We stayed in a lovely little B&B on the outskirts of Weymouth. Very welcoming indeed - though whenever I stay in a B&B I feel as if I'm somehow intruding on these peoples' lives and stopping them from getting on with something.
Like the rest of the country, it poured with rain for the entire weekend. In fact the sun didn't shine until we were on the way home - stuck on the A303, just west of Stonehenge, for 2 hours because a bus had crashed a couple of miles ahead.
Anyway, back to the rain...
We chose Dorset because it was an area that neither of us had explored before and we managed to see a few sites, despite the weather. Though we didn't do as much walking as we normally would and outdoor sites like Corfe Castle and Maiden Castle were off the agenda.
Here's a quick run-down of the places we did see:
An excellent country house (run by the National Trust) with a great collection of paintings, including some by Reubens, Velazquez and Van Dyck. The highlight was undoubtedly having to wear bright blue, slip-on, plastic protectors over our shoes to protect the floors and carpets from our wet footwear.

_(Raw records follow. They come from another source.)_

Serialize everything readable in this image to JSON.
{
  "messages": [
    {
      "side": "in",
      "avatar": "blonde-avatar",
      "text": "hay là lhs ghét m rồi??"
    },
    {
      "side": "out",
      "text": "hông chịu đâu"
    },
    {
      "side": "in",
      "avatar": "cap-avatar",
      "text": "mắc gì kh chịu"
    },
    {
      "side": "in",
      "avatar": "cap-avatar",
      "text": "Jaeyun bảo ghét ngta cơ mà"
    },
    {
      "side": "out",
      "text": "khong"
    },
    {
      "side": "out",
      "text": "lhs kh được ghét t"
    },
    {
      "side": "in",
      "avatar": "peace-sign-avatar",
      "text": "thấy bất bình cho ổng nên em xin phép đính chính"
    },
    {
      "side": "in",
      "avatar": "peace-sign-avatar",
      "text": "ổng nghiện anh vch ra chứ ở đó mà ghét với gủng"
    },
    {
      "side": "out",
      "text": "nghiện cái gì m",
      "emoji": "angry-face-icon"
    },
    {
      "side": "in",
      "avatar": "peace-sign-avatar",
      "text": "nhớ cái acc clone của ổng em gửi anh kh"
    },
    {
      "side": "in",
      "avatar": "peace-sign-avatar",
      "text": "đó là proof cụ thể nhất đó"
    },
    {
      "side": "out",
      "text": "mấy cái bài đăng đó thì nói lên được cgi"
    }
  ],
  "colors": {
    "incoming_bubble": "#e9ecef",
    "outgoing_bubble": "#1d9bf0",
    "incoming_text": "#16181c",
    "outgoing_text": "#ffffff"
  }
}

The island famous for the stone which was used to build St Paul's Cathedral and hundreds of other buildings around the world; including the walls in my parents' front garden, if I'm not mistaken. Unfortunately, it seems like a dark, cold, miserable sort of place - though maybe that was an effect of the weather. Portland Bill lighthouse was fun, though there wasn't much to see from the top, due to the cloud closing in. And Tout Quarry sculpture park was a strange place. The sculptures seemed to be hidden and the ones we did find were unlabelled, so it was impossible to know if a piece of work was done by a quarry worker 200 years ago, or by Anthony Gormley in the 1990s.
A town of two sides. There was the long beach and promenade - typical of a British seaside resort. Packed with hotels, guest houses, amusement arcades, chips shops and tacky souvenir stands. On the other side of the Wey is the ancient harbour, still in daily use (unlike many in this day and age) and blessedly free of plastic tourist attractions. Instead, sympathetically restored buildings house nice restaurants, bars and exhibitions. Shame we didn't discover this area until our last night.
Again, the rain put paid to our ability to explore the area fully, so the county town seemed seedy and lacking in facilities. Though we did find a nice restaurant at 6 North Square which cooked up a good meal, though in bewildering closeness to the prison.
Lulworth Cove and Durdle Dor
Part of the 600-odd mile South-West Coast footpath which winds from Poole around the Cornwall/Devon peninsula to Minehead in North Somerset. Yet again, the weather was too overcast to really enjoy the surroundings, but luckily the rain held off long enough for us to tackle the 1 mile path from Lulworth Cove to Durdle Dor. This is a steep path. There aren't the words to tell you how steep this is. Or maybe I'm just very unfit and in need of getting on my bike 3 times a week for 6 months!
This area came closest to showing the staggering beauty of the Dorset coastline - and when the sun did come out briefly, it made the climb worth the effort.
An Elizabethan manor house. We popped in here on the way home (sort of) and it was a treat. The village is gorgeous and the house was fairly interesting, although much of the original features are now lost. I'll remember it mostly for the large number of school parties traipsing round. The kids were all much better behaved than I remember being at that age (14 or 15, I would guess). But I was partly amused, and partly outraged by the fact that I heard one of the teachers giving out 'facts' that were plainly made-up on the spot, or at least, were completely misinformed. Why he felt the need to give out misleading information when each room contained laminated information sheets telling the visitor everything they might want to know...?
Overall, a great weekend. Though I look forward to visiting again in better weather, having the chance to explore the outdoor attractions more thoroughly.